** INPUT FOR THIS TASK follows **

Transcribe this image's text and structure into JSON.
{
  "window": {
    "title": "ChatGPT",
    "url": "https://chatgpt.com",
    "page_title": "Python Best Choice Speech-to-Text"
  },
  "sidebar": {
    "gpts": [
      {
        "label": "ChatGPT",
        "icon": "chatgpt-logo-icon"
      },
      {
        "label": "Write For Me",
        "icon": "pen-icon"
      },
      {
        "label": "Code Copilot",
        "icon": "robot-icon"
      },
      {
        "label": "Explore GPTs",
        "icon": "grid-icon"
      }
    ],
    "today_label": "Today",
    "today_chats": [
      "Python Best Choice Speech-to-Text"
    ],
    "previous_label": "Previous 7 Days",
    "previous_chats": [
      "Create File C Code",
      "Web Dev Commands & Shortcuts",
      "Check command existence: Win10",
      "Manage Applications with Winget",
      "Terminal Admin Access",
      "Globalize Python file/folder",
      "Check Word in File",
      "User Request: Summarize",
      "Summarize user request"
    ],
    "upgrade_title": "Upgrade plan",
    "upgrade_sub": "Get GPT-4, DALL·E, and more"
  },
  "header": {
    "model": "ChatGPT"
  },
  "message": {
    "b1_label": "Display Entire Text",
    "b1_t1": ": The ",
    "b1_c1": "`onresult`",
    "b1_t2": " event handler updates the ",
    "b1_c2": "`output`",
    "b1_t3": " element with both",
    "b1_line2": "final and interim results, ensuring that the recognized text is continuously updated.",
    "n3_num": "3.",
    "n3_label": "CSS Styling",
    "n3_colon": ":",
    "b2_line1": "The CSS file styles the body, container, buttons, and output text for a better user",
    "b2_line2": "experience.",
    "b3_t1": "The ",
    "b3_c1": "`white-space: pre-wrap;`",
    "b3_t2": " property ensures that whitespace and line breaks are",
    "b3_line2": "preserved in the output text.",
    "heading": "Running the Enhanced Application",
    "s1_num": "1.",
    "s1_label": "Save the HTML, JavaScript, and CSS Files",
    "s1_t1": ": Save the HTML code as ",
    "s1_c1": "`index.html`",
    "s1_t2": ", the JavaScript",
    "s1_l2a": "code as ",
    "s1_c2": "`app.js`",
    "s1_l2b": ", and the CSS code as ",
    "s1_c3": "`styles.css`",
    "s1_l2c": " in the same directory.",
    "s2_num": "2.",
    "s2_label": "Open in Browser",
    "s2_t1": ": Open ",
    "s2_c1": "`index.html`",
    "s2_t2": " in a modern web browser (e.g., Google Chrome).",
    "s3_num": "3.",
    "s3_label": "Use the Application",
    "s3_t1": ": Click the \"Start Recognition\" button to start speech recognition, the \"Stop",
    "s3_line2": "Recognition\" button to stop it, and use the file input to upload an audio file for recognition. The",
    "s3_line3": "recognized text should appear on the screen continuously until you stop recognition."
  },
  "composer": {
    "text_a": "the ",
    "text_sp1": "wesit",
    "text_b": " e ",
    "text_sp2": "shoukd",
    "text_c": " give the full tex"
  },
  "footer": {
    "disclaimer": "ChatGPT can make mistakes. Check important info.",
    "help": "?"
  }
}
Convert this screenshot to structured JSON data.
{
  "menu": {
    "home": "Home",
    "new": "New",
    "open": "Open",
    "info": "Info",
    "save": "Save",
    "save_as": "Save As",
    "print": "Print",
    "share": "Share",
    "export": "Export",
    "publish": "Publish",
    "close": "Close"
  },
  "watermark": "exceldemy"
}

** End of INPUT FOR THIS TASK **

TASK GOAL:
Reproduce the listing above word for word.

RESULT OF THE EXERCISE:
Transcribe this image's text and structure into JSON.
{
  "window": {
    "title": "ChatGPT",
    "url": "https://chatgpt.com",
    "page_title": "Python Best Choice Speech-to-Text"
  },
  "sidebar": {
    "gpts": [
      {
        "label": "ChatGPT",
        "icon": "chatgpt-logo-icon"
      },
      {
        "label": "Write For Me",
        "icon": "pen-icon"
      },
      {
        "label": "Code Copilot",
        "icon": "robot-icon"
      },
      {
        "label": "Explore GPTs",
        "icon": "grid-icon"
      }
    ],
    "today_label": "Today",
    "today_chats": [
      "Python Best Choice Speech-to-Text"
    ],
    "previous_label": "Previous 7 Days",
    "previous_chats": [
      "Create File C Code",
      "Web Dev Commands & Shortcuts",
      "Check command existence: Win10",
      "Manage Applications with Winget",
      "Terminal Admin Access",
      "Globalize Python file/folder",
      "Check Word in File",
      "User Request: Summarize",
      "Summarize user request"
    ],
    "upgrade_title": "Upgrade plan",
    "upgrade_sub": "Get GPT-4, DALL·E, and more"
  },
  "header": {
    "model": "ChatGPT"
  },
  "message": {
    "b1_label": "Display Entire Text",
    "b1_t1": ": The ",
    "b1_c1": "`onresult`",
    "b1_t2": " event handler updates the ",
    "b1_c2": "`output`",
    "b1_t3": " element with both",
    "b1_line2": "final and interim results, ensuring that the recognized text is continuously updated.",
    "n3_num": "3.",
    "n3_label": "CSS Styling",
    "n3_colon": ":",
    "b2_line1": "The CSS file styles the body, container, buttons, and output text for a better user",
    "b2_line2": "experience.",
    "b3_t1": "The ",
    "b3_c1": "`white-space: pre-wrap;`",
    "b3_t2": " property ensures that whitespace and line breaks are",
    "b3_line2": "preserved in the output text.",
    "heading": "Running the Enhanced Application",
    "s1_num": "1.",
    "s1_label": "Save the HTML, JavaScript, and CSS Files",
    "s1_t1": ": Save the HTML code as ",
    "s1_c1": "`index.html`",
    "s1_t2": ", the JavaScript",
    "s1_l2a": "code as ",
    "s1_c2": "`app.js`",
    "s1_l2b": ", and the CSS code as ",
    "s1_c3": "`styles.css`",
    "s1_l2c": " in the same directory.",
    "s2_num": "2.",
    "s2_label": "Open in Browser",
    "s2_t1": ": Open ",
    "s2_c1": "`index.html`",
    "s2_t2": " in a modern web browser (e.g., Google Chrome).",
    "s3_num": "3.",
    "s3_label": "Use the Application",
    "s3_t1": ": Click the \"Start Recognition\" button to start speech recognition, the \"Stop",
    "s3_line2": "Recognition\" button to stop it, and use the file input to upload an audio file for recognition. The",
    "s3_line3": "recognized text should appear on the screen continuously until you stop recognition."
  },
  "composer": {
    "text_a": "the ",
    "text_sp1": "wesit",
    "text_b": " e ",
    "text_sp2": "shoukd",
    "text_c": " give the full tex"
  },
  "footer": {
    "disclaimer": "ChatGPT can make mistakes. Check important info.",
    "help": "?"
  }
}
Convert this screenshot to structured JSON data.
{
  "menu": {
    "home": "Home",
    "new": "New",
    "open": "Open",
    "info": "Info",
    "save": "Save",
    "save_as": "Save As",
    "print": "Print",
    "share": "Share",
    "export": "Export",
    "publish": "Publish",
    "close": "Close"
  },
  "watermark": "exceldemy"
}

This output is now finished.